▸ Directions
Please reproduce the entries that follow, keeping each word intact.

▸ Input for this task
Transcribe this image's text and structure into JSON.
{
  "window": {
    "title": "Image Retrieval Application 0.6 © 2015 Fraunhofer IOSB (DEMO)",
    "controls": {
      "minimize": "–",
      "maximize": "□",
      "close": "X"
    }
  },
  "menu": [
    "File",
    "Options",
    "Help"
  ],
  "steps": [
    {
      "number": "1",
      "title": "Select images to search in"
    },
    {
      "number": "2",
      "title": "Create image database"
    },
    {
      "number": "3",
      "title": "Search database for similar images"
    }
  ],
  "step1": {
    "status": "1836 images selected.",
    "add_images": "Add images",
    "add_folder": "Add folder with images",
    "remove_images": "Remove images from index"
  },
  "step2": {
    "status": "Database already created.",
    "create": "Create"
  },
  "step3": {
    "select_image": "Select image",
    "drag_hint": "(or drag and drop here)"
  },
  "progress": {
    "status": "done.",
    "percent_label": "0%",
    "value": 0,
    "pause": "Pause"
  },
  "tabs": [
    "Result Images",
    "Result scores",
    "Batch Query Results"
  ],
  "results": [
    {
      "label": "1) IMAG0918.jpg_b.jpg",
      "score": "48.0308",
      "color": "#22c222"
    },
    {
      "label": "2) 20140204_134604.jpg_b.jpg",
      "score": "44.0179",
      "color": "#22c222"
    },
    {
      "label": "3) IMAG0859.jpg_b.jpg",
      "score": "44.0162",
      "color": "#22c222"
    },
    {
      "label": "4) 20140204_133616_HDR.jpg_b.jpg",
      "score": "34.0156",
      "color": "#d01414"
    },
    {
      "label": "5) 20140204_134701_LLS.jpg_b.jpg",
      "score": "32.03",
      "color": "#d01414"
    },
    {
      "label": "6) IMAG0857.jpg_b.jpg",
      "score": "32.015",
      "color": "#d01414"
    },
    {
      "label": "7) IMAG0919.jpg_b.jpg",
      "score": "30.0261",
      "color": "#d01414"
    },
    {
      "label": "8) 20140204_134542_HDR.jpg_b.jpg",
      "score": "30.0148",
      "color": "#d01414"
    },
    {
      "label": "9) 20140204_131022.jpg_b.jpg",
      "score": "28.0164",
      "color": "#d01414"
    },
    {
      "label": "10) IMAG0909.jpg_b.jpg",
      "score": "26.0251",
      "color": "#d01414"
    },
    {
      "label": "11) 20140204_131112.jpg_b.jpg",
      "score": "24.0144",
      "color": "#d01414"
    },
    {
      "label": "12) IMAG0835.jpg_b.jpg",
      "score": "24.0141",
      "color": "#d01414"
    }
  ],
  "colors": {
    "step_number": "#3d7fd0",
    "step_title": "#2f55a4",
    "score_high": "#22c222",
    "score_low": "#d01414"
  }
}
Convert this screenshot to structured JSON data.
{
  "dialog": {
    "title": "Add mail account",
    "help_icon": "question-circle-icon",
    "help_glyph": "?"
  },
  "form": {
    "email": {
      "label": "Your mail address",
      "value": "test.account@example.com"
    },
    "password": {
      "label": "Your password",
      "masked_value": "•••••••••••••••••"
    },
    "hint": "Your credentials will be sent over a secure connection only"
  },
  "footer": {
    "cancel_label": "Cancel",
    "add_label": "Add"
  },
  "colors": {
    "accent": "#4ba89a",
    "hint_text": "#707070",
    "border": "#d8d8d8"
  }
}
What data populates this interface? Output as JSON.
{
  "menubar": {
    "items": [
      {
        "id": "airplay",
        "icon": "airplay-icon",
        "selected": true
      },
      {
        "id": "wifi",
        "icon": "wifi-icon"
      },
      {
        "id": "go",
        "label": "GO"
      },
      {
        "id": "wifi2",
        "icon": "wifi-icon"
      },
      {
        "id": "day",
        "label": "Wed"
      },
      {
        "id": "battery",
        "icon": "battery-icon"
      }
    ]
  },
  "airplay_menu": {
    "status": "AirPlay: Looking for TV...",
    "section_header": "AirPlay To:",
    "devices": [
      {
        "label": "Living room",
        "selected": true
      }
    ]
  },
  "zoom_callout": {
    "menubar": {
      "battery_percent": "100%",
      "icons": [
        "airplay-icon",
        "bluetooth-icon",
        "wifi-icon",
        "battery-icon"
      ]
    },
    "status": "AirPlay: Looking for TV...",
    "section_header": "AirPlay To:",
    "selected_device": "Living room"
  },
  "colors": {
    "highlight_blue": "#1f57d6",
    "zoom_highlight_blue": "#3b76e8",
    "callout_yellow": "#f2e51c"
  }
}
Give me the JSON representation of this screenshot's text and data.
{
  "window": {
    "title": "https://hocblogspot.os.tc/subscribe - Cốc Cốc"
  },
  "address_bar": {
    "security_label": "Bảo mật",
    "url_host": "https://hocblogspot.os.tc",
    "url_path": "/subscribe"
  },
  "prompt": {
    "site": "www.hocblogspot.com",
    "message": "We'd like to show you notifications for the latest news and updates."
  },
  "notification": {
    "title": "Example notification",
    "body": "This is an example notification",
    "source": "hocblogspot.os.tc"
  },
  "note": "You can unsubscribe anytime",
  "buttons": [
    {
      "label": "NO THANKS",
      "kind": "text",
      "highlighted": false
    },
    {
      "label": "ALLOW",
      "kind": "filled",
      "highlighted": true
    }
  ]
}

▸ Answer section
Transcribe this image's text and structure into JSON.
{
  "window": {
    "title": "Image Retrieval Application 0.6 © 2015 Fraunhofer IOSB (DEMO)",
    "controls": {
      "minimize": "–",
      "maximize": "□",
      "close": "X"
    }
  },
  "menu": [
    "File",
    "Options",
    "Help"
  ],
  "steps": [
    {
      "number": "1",
      "title": "Select images to search in"
    },
    {
      "number": "2",
      "title": "Create image database"
    },
    {
      "number": "3",
      "title": "Search database for similar images"
    }
  ],
  "step1": {
    "status": "1836 images selected.",
    "add_images": "Add images",
    "add_folder": "Add folder with images",
    "remove_images": "Remove images from index"
  },
  "step2": {
    "status": "Database already created.",
    "create": "Create"
  },
  "step3": {
    "select_image": "Select image",
    "drag_hint": "(or drag and drop here)"
  },
  "progress": {
    "status": "done.",
    "percent_label": "0%",
    "value": 0,
    "pause": "Pause"
  },
  "tabs": [
    "Result Images",
    "Result scores",
    "Batch Query Results"
  ],
  "results": [
    {
      "label": "1) IMAG0918.jpg_b.jpg",
      "score": "48.0308",
      "color": "#22c222"
    },
    {
      "label": "2) 20140204_134604.jpg_b.jpg",
      "score": "44.0179",
      "color": "#22c222"
    },
    {
      "label": "3) IMAG0859.jpg_b.jpg",
      "score": "44.0162",
      "color": "#22c222"
    },
    {
      "label": "4) 20140204_133616_HDR.jpg_b.jpg",
      "score": "34.0156",
      "color": "#d01414"
    },
    {
      "label": "5) 20140204_134701_LLS.jpg_b.jpg",
      "score": "32.03",
      "color": "#d01414"
    },
    {
      "label": "6) IMAG0857.jpg_b.jpg",
      "score": "32.015",
      "color": "#d01414"
    },
    {
      "label": "7) IMAG0919.jpg_b.jpg",
      "score": "30.0261",
      "color": "#d01414"
    },
    {
      "label": "8) 20140204_134542_HDR.jpg_b.jpg",
      "score": "30.0148",
      "color": "#d01414"
    },
    {
      "label": "9) 20140204_131022.jpg_b.jpg",
      "score": "28.0164",
      "color": "#d01414"
    },
    {
      "label": "10) IMAG0909.jpg_b.jpg",
      "score": "26.0251",
      "color": "#d01414"
    },
    {
      "label": "11) 20140204_131112.jpg_b.jpg",
      "score": "24.0144",
      "color": "#d01414"
    },
    {
      "label": "12) IMAG0835.jpg_b.jpg",
      "score": "24.0141",
      "color": "#d01414"
    }
  ],
  "colors": {
    "step_number": "#3d7fd0",
    "step_title": "#2f55a4",
    "score_high": "#22c222",
    "score_low": "#d01414"
  }
}
Convert this screenshot to structured JSON data.
{
  "dialog": {
    "title": "Add mail account",
    "help_icon": "question-circle-icon",
    "help_glyph": "?"
  },
  "form": {
    "email": {
      "label": "Your mail address",
      "value": "test.account@example.com"
    },
    "password": {
      "label": "Your password",
      "masked_value": "•••••••••••••••••"
    },
    "hint": "Your credentials will be sent over a secure connection only"
  },
  "footer": {
    "cancel_label": "Cancel",
    "add_label": "Add"
  },
  "colors": {
    "accent": "#4ba89a",
    "hint_text": "#707070",
    "border": "#d8d8d8"
  }
}
What data populates this interface? Output as JSON.
{
  "menubar": {
    "items": [
      {
        "id": "airplay",
        "icon": "airplay-icon",
        "selected": true
      },
      {
        "id": "wifi",
        "icon": "wifi-icon"
      },
      {
        "id": "go",
        "label": "GO"
      },
      {
        "id": "wifi2",
        "icon": "wifi-icon"
      },
      {
        "id": "day",
        "label": "Wed"
      },
      {
        "id": "battery",
        "icon": "battery-icon"
      }
    ]
  },
  "airplay_menu": {
    "status": "AirPlay: Looking for TV...",
    "section_header": "AirPlay To:",
    "devices": [
      {
        "label": "Living room",
        "selected": true
      }
    ]
  },
  "zoom_callout": {
    "menubar": {
      "battery_percent": "100%",
      "icons": [
        "airplay-icon",
        "bluetooth-icon",
        "wifi-icon",
        "battery-icon"
      ]
    },
    "status": "AirPlay: Looking for TV...",
    "section_header": "AirPlay To:",
    "selected_device": "Living room"
  },
  "colors": {
    "highlight_blue": "#1f57d6",
    "zoom_highlight_blue": "#3b76e8",
    "callout_yellow": "#f2e51c"
  }
}
Give me the JSON representation of this screenshot's text and data.
{
  "window": {
    "title": "https://hocblogspot.os.tc/subscribe - Cốc Cốc"
  },
  "address_bar": {
    "security_label": "Bảo mật",
    "url_host": "https://hocblogspot.os.tc",
    "url_path": "/subscribe"
  },
  "prompt": {
    "site": "www.hocblogspot.com",
    "message": "We'd like to show you notifications for the latest news and updates."
  },
  "notification": {
    "title": "Example notification",
    "body": "This is an example notification",
    "source": "hocblogspot.os.tc"
  },
  "note": "You can unsubscribe anytime",
  "buttons": [
    {
      "label": "NO THANKS",
      "kind": "text",
      "highlighted": false
    },
    {
      "label": "ALLOW",
      "kind": "filled",
      "highlighted": true
    }
  ]
}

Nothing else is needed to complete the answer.